And, even more punitively, two-thirds of present committee members (effectively eliminating the women members) could resolve to refuse to accept “without giving reasons therefor” the annual subscription tendered by any member.
Finally, “no action or legal proceeding whatever … shall be taken or instituted against the club committee or an official, notwithstanding any irregularity in the committee’s action or procedure.”
Commenting in the New Zealand Herald lawyer and club stalwart DRC Mowbray admitted that “the proposed new rules were something quite foreign to the rules of golf clubs generally”.
The meeting was attended by about 150 members, men and women being present in about equal proportions, the New Zealand Herald reported. All proposed rules were adopted, except the one allowing the committee to refuse to accept an annual subscription.
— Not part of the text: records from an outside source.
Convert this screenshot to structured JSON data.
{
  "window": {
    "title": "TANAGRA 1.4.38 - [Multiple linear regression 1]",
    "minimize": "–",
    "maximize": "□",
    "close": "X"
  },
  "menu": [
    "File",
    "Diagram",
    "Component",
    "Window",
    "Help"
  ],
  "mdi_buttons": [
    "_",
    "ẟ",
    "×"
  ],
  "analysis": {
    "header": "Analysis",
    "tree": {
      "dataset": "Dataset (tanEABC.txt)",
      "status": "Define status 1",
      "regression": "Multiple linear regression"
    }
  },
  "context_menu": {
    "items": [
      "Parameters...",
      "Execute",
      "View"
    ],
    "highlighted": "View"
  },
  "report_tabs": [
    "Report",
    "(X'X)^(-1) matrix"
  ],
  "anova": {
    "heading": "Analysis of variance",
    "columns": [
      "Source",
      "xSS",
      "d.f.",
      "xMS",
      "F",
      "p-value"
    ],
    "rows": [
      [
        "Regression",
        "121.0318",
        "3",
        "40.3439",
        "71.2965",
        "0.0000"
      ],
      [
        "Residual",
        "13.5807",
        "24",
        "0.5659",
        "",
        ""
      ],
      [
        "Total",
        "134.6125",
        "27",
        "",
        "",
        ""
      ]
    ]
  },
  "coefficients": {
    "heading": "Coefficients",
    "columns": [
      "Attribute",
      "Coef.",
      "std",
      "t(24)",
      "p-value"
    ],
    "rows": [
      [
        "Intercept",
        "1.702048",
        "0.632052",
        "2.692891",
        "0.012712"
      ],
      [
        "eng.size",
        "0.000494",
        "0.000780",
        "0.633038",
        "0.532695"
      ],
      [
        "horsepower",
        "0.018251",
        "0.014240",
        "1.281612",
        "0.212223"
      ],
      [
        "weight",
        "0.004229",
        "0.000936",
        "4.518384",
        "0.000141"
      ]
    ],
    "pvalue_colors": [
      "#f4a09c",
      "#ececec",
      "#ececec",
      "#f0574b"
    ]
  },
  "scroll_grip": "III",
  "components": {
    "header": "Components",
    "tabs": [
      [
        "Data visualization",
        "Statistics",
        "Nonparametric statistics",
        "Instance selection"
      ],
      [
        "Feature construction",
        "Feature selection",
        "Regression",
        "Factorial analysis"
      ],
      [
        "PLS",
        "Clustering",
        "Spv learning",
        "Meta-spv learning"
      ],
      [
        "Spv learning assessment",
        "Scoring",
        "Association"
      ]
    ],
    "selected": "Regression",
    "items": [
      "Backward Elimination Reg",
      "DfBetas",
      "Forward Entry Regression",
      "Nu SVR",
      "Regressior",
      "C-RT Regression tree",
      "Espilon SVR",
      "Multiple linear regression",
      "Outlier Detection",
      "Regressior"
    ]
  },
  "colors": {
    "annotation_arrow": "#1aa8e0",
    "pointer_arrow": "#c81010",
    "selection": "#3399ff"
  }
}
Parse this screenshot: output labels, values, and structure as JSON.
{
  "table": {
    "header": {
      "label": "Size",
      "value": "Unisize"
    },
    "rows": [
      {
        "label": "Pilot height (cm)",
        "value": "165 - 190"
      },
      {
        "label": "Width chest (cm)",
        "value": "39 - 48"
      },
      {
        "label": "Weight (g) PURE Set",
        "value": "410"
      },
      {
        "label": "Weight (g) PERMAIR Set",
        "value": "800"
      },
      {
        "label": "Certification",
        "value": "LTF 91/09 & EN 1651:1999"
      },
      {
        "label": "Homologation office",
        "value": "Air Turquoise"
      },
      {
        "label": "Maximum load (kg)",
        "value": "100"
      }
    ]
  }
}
“I cannot emphasise too strongly that the amendments to the rules of the club which are now proposed are not brought forward in any spirit of vindictiveness as a result of the recent regrettable Supreme Court case,” club president JA Howie said.
The meeting, however, resolved the Saturday play issue amicably. The press was excluded, but the New Zealand Herald understood that a proposal to transfer the by-law into the club’s constitution was abandoned at the outset. It appears this was because the large number of women present may have successfully called for a vote of no confidence in the committee.
“In respect to the contentious question of the hours during which women may play the committee has now been given power to frame by-laws to suit the convenience of the majority of players of the club,” it said.
“Mr Howie pointed out that the proposed rule concerning players’ hours would certainly give the committee wide powers, but it could be trusted to do the fair thing in the interests of all the members.”
The women involved remained (no longer suspended) members. Indeed, just days after the general meeting, Olive Stevens beat Mabel Stevens in the final of the Ladies’ Senior Championship. Bad feelings must have lingered, as – after spending part of February 1933 in Port Albert “for the opening of the godwit shooting season [!]” – Alma O’Neill and also Mabel Stevens were reported as playing at the North Shore Golf Club (which had opened on 13 May 1931).
Time has passed and the case is forgotten. In 2014 the club’s centenary publication One Hundred Years of Golf made just one oblique reference. In a paragraph headed “Another one about the Ladies” it noted “Rumour has it that during the early Thirties there was a bit of a debate about Lady Members. So much so that a group left Pupuke and joined together to help establish the North Shore Golf Club”.
The difference between men and women still applied in the 1960s with women paying lower subscriptions, but “only entitled to half a vote at the AGMs,” the centenary history states. This changed in the mid-1990s when subscriptions were equalised and the club structure reformed. Under the 2011 rules “Full Playing Members” have use of the full privileges of the club regardless of their gender.
New Zealand of course now has legislation which prohibits overt discrimination on a gender basis. In his entertaining article “Golf and the Law: More than errant golf balls” Otago Law Review (1998) Vol 9 No 2, 373-398, Craig Brown says exclusion of and restrictions on women have long been a part of private golf clubs. On the other side of the world from Pupuke, the “home” of golf was not exempt: “In early days the Royal and Ancient at St Andrews confined women to their own course, a large putting green thought appropriate since women were not physically suited to the rigours of the full game” (at 390). As the women of Pupuke showed, change can come through challenging discrimination.